A brief history of rock ’n’ roll with ARDENCY INN PUNKER World’s Baddest Eyeliner.
ARDENCY INN’s new PUNKER World’s Baddest Eyeliner—a long-lasting carbon-black liquid liner pen exclusive to Sephora—was inspired by the coolest girls of all: punk rock stars. “ARDENCY INN was created out of our passion for makeup artistry and love for music,” says cofounder Gilles Kortzagadarian. “We are inspired by women in music, their creative talent and individual style, and the free spirit of the downtown New York music scene. Our mission is to put the power of makeup artistry in the hands of not only recording artists, but also every woman whether on or off stage.” In honor of the edgy, easy-to-apply liner, we present our favorite rock star–worthy liner looks from decades past with tips from ARDENCY INN’s director of artistry and education, James Vincent. RENEE TRILIVAS
’50S: FELINE FLICK
Fifties crooners stuck to ladylike cat eyeliner with precise, clean edges.
TIP: “This is the most wearable look,” says Vincent. “It’s also really easy if you know how to place it.” He recommends using the curve of your lower lash line as a guide for the winged-out edge and not extending it past the outer corner of your brow.
’60S: GRAPHIC MOD
Songstresses in the sixties etched tight curves along the lash line with an extra dose of black in the sockets for a sculpted effect.

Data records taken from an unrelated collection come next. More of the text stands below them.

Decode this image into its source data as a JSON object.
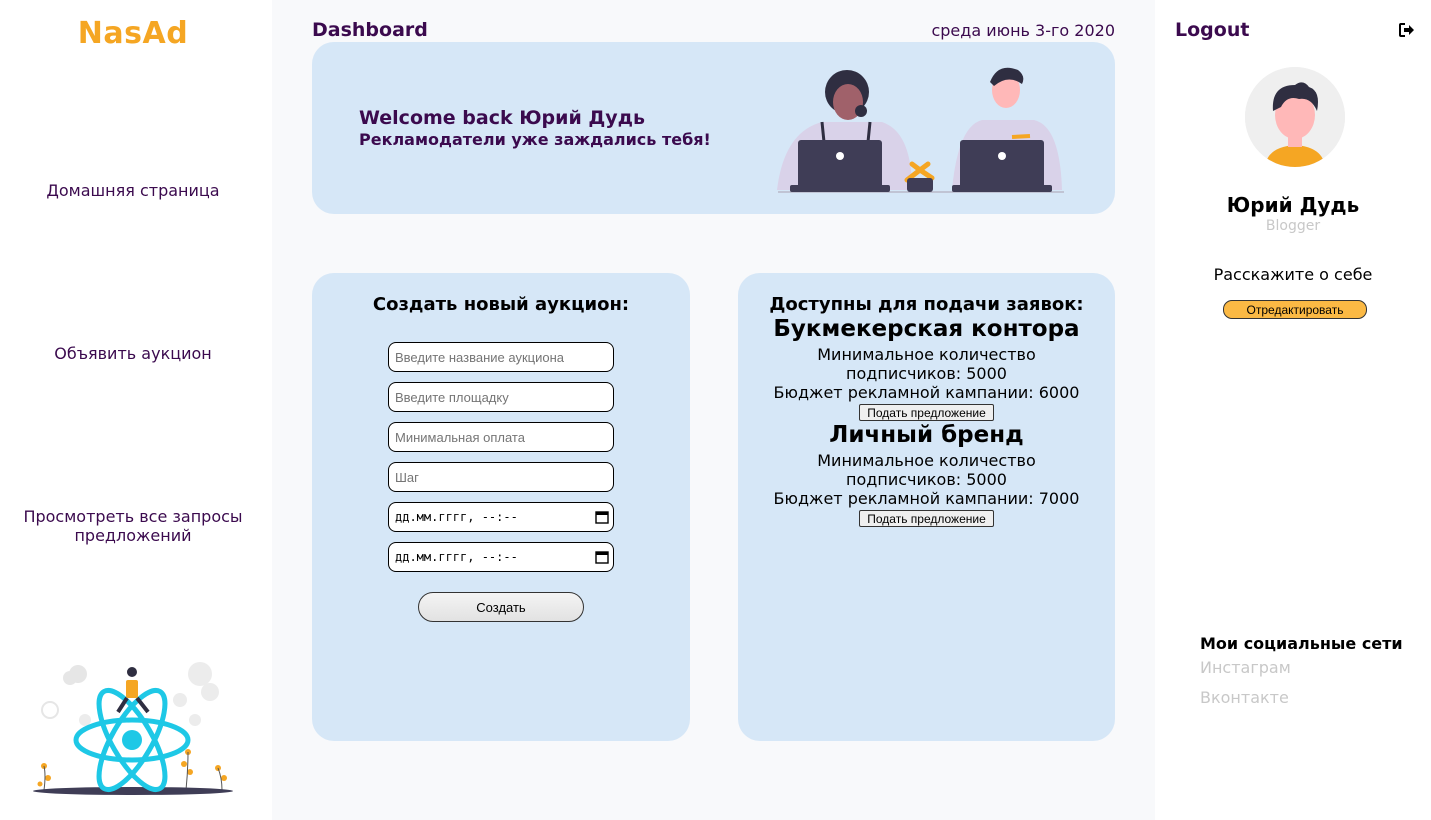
{
  "sidebar": {
    "logo": "NasAd",
    "items": [
      {
        "label": "Домашняя страница"
      },
      {
        "label": "Объявить аукцион"
      },
      {
        "label": "Просмотреть все запросы предложений"
      }
    ]
  },
  "header": {
    "title": "Dashboard",
    "date": "среда июнь 3-го 2020"
  },
  "welcome": {
    "title": "Welcome back Юрий Дудь",
    "subtitle": "Рекламодатели уже заждались тебя!"
  },
  "create_form": {
    "title": "Создать новый аукцион:",
    "fields": [
      {
        "placeholder": "Введите название аукциона"
      },
      {
        "placeholder": "Введите площадку"
      },
      {
        "placeholder": "Минимальная оплата"
      },
      {
        "placeholder": "Шаг"
      }
    ],
    "date_fields": [
      {
        "value": "дд.мм.гггг, --:--"
      },
      {
        "value": "дд.мм.гггг, --:--"
      }
    ],
    "submit_label": "Создать"
  },
  "available": {
    "title": "Доступны для подачи заявок:",
    "auctions": [
      {
        "name": "Букмекерская контора",
        "min_subscribers_line1": "Минимальное количество",
        "min_subscribers_line2": "подписчиков: 5000",
        "budget": "Бюджет рекламной кампании: 6000",
        "button": "Подать предложение"
      },
      {
        "name": "Личный бренд",
        "min_subscribers_line1": "Минимальное количество",
        "min_subscribers_line2": "подписчиков: 5000",
        "budget": "Бюджет рекламной кампании: 7000",
        "button": "Подать предложение"
      }
    ]
  },
  "profile": {
    "logout": "Logout",
    "name": "Юрий Дудь",
    "role": "Blogger",
    "about": "Расскажите о себе",
    "edit_button": "Отредактировать",
    "socials_title": "Мои социальные сети",
    "socials": [
      "Инстаграм",
      "Вконтакте"
    ]
  },
  "colors": {
    "accent": "#f5a623",
    "text_dark": "#3b0a4e",
    "card_bg": "#d6e7f7",
    "main_bg": "#f8f9fb",
    "edit_button": "#fbb944",
    "react_blue": "#1ec8e6"
  }
}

TIP: To make this liner look less theatrical, Vincent advises “packing on the product in a way that feels dimensional and more modern.” Focus on a soft line at the lashes, add mascara to the roots, and build the intensity by layering on different formulas of liner for a multi-dimensional look.
’70S: BAD GIRL BLACKOUT
Seventies punk rockers rimmed their top and bottom lash lines with pure black kohl for a tough, smoldering gaze.
TIP: “Make sure you rim the top and bottom lash lines with a quick-dry liner like ours, so it doesn’t transfer onto your skin and smudge,” Vincent says. “It looks sexy and sensual—and it lasts all day.”
’80S: TRUE COLORS
Pop stars in the eighties added vivid candy-colored shades to their black-rimmed eyes for a playful pop of color.
TIP: Vincent recommends drawing a thin stripe of black liner on the lash line and adding colored liner directly above it to define the eye while making a statement.
’90S: SLEPT-IN GRUNGE
Nineties rockers haphazardly applied black liner on the waterline for a diffused, devil-may-care appearance.
TIP: “Liquid liner adds dimension—it’s actually very flattering.” For a last-night’s-makeup look, Vincent uses water-resistant liquid liner on the waterline, then diffuses the color with a smudging brush.
’00S: EXAGGERATED WING
Singers of the 2000s sketched bold masses of creamy, winged-out liner for an extreme lifted effect.
TIP: “Women usually approach something this bold with a bit of trepidation,” Vincent says. To create a “mistake-free” exaggerated look, Vincent recommends drawing on your desired shape with a stiff angled liner brush dipped in taupe shadow. “Trace the line in one swipe and just fill it in!”
TODAY: FUTURISTIC FLIP
Musicians today are experimenting with striking architectural lines to frame the eyes with subtle nods to the greats of the past.
TIP: “For more complicated and graphic looks, you can create your own template to make each eye look uniform,” Vincent says. Using paper or plastic, cut out the shape and size you want and use it as a stencil on each eye. “It speeds up the process and you’re less likely make a mistake.”
MAKEUP BY ASHLEY LENTZ